  • This is exactly it. You really don't have much of a choice at all...
  • Not only that, watch the documentary "Terms and Conditions May Apply" to see how long it would take you to read those for all the things you sign up for.
  • I'm really surprised that this is still allowed to happen. People that have devices range in ages from 10-110, and probably 99.9% of those people do not speak lawyer. Everything should be laid out in quick laymens terms, with options to opt in/out of everything the app wants from you. Then have a link for "more details" for people that speak lawyer. I figured the european courts would have been all over this by now...
  • Worked for Verizon for nearly 4 years, the brochures we had in store for calling plans and information had the user agreement for using Verizon's network in back. It was more than 10 pages of fine print, took a few hours to read, and parts of it I couldn't understand. But every last person who is on the network has agreed to the terms.
  • Ya, I agree that we ought to be informed, but as you said, there's not alot of options if I disagree. I know it's lazy, but I tend to think if something is really out of line on a mainstream app/phone/carrier someone is going to figure it out and blow the whistle on it here or AP or DL or AA or somewhere.
  • Not if nobody reads it - or pays attention to it ......
  • Don't even have patience to read the full article let alone terms and service 😂😂
  • Haha same
  • Lmao +1
  • The terms of service aren't necessarily super difficult to understand but they are boring, excessively wordy, painfully redundant, and tedious beyond belief. I'm not gona read all that. Nope. They can have my info as long as I can escape that.
  • Yeah - I agree. My habits are really boring - nothing dramatic \ illegal going on. I do wonder if the new AI's being integrated in the eco systems will be mainly targeting a monetary guideline or purpose. That would be really annoying. I guess a threat could be to busineses doing online research etc where one would think what they were doing was proprietary and discreet or discretionary...
  • But that would mean people would would have to care a great deal about security - and insist on frequent updates on both OS and security patches on their phones.
  • I care about security. Most of the phones I have haven't had any updates or security patches in months. This is why I will never use Android Pay on my phones.

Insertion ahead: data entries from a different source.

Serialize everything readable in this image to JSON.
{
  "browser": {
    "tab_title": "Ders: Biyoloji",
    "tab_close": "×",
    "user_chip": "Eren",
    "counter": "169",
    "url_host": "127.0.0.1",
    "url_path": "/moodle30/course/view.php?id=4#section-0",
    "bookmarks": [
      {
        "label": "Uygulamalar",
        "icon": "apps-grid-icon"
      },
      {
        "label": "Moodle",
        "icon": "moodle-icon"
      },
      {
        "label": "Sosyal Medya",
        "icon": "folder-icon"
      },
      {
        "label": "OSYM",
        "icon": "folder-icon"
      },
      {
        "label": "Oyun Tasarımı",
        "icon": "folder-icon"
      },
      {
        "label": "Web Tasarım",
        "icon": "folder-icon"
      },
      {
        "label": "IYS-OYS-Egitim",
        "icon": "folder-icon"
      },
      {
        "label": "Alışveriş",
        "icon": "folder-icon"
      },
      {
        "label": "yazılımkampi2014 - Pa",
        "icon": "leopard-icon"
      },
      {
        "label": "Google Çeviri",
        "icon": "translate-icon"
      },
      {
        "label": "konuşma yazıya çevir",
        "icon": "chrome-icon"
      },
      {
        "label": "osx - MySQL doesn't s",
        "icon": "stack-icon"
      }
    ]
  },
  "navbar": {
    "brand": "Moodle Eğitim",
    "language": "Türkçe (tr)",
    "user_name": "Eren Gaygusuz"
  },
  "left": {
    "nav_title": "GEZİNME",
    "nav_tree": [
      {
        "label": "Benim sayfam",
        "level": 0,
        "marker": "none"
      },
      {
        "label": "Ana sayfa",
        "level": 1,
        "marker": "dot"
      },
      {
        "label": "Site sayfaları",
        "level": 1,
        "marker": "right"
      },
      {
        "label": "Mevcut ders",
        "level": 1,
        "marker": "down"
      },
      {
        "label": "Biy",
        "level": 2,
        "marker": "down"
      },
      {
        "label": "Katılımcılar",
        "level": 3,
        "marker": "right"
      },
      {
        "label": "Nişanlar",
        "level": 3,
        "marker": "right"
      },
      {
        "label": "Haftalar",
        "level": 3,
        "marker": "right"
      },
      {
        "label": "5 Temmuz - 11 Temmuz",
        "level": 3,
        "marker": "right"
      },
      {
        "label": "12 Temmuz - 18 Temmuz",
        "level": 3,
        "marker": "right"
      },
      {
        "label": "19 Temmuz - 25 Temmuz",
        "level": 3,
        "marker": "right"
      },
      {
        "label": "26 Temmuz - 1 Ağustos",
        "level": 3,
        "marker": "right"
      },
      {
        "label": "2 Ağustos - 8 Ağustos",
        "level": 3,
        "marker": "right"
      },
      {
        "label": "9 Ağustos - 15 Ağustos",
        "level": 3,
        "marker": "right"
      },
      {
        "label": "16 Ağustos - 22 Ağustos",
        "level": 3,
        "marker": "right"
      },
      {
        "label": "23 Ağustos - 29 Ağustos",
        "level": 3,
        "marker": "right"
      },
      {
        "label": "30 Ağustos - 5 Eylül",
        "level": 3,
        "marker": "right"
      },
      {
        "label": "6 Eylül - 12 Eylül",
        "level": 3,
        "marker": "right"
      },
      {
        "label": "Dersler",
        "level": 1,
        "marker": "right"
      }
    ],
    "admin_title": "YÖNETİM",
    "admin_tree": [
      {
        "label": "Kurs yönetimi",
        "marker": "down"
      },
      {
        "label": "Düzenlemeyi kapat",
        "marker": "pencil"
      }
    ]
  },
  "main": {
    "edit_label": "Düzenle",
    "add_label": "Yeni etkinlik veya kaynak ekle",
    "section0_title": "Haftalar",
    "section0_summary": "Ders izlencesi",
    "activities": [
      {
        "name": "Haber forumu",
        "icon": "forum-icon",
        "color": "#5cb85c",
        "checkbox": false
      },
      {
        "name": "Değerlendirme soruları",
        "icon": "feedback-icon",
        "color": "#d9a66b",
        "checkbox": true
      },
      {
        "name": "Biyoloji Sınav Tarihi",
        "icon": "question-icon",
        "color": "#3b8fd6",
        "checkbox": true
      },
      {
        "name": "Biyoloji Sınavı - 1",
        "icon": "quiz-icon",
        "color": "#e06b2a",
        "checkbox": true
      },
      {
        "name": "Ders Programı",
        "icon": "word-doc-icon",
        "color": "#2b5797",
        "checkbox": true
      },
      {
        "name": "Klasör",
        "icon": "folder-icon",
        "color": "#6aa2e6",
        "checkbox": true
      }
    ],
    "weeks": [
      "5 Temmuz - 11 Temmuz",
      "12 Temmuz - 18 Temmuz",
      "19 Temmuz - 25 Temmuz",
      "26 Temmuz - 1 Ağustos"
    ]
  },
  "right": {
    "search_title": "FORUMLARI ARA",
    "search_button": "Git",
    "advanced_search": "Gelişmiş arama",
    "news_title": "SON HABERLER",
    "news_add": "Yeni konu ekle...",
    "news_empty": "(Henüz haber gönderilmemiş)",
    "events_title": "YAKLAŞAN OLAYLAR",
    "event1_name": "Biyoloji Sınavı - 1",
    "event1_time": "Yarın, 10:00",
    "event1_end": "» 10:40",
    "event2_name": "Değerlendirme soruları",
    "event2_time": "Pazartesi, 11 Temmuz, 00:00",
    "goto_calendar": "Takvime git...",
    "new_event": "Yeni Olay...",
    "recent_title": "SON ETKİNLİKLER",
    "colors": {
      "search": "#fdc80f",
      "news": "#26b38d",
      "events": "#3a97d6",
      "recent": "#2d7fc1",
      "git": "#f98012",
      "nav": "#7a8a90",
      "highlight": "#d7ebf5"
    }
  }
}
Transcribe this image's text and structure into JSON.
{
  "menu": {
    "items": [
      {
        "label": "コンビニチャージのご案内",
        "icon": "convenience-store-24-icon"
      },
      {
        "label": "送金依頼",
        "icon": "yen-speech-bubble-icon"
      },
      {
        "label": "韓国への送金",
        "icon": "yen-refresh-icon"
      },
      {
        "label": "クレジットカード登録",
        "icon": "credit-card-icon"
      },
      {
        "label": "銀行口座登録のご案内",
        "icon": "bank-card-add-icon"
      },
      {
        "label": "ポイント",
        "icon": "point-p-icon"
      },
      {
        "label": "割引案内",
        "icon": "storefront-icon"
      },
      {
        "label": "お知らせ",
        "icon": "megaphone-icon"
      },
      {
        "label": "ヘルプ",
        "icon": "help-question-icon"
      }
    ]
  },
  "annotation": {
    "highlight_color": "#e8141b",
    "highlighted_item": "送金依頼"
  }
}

  • I don't ever carry cash, I pay with change
  • Are you in Europe, using € coins?
  • You actually do have a "choice" - most of us just choose to ignore them. I'm certain if we took the time to read these terms and conditions we would not use cellphones, Internet, etc. Who knows what we agreed to ! But it's asinine to think we are without choice
  • Met a guy in his 20s a few years back, used a flip phone and claimed he was against the internet, refused to be a part of it. Had no social media, had no email accounts, claimed he didn't even use it for directions or research. Was one odd guy, made me wonder what he wanted to hide about himself. Lol
  • Was he wearing a tinfoil hat?
  • With the plethora of laws, you could be convicted of something you never even knew was illegal.
  • I suppose binary choice is still choice but it's not what people are referring to when they say they have no choice. People are just saying if they want to use the service they have no choice but to agree. It's an all or nothing choice instead of allowing me partial service for partial agreement.
  • I read the terms of service for my phone and my video games when I download them digital on my ps4. Every time I do I'm like **** I don't want to agree to any of this. But I have no choice I feel like
  • Not related to the terms discussion, but Google Voice voicemail doesn't even connect to the voicemail tab in the dialer.
  • Google Voice voicemail isn't carrier voicemail, with the possible exception of Project Fi.